ASSIGNED TASK
Copy each line of the records that contains the word "Configuration".

** Opening DATA SECTION block **

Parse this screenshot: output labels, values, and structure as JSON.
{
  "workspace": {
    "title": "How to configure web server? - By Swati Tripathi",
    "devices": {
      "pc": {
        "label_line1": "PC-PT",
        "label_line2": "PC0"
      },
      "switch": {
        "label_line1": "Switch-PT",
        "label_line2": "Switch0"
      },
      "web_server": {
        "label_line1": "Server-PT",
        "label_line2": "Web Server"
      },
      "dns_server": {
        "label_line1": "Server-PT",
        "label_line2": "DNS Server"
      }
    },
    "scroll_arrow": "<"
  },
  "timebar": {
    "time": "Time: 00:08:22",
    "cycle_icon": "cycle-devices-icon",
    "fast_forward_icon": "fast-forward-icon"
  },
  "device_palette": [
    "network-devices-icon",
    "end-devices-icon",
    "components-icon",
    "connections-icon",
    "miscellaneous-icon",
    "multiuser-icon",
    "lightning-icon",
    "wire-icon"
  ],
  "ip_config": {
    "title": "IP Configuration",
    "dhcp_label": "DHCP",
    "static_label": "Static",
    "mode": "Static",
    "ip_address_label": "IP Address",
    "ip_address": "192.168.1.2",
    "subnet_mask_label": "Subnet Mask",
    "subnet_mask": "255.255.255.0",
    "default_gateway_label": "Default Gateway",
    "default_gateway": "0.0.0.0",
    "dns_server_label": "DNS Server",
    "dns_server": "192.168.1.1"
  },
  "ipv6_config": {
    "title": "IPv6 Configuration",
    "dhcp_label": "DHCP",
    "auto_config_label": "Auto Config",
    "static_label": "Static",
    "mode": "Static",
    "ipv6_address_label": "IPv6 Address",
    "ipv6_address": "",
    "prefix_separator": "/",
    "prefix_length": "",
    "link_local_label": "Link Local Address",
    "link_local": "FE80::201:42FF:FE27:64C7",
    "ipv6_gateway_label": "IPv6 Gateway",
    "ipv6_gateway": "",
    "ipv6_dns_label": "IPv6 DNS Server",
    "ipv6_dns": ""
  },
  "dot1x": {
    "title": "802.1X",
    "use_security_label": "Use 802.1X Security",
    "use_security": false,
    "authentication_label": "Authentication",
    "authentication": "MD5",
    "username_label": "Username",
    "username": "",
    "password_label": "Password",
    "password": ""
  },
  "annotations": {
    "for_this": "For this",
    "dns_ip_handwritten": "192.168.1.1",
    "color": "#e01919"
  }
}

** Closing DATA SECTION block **

TASK ANSWER
    "title": "IP Configuration",
    "title": "IPv6 Configuration",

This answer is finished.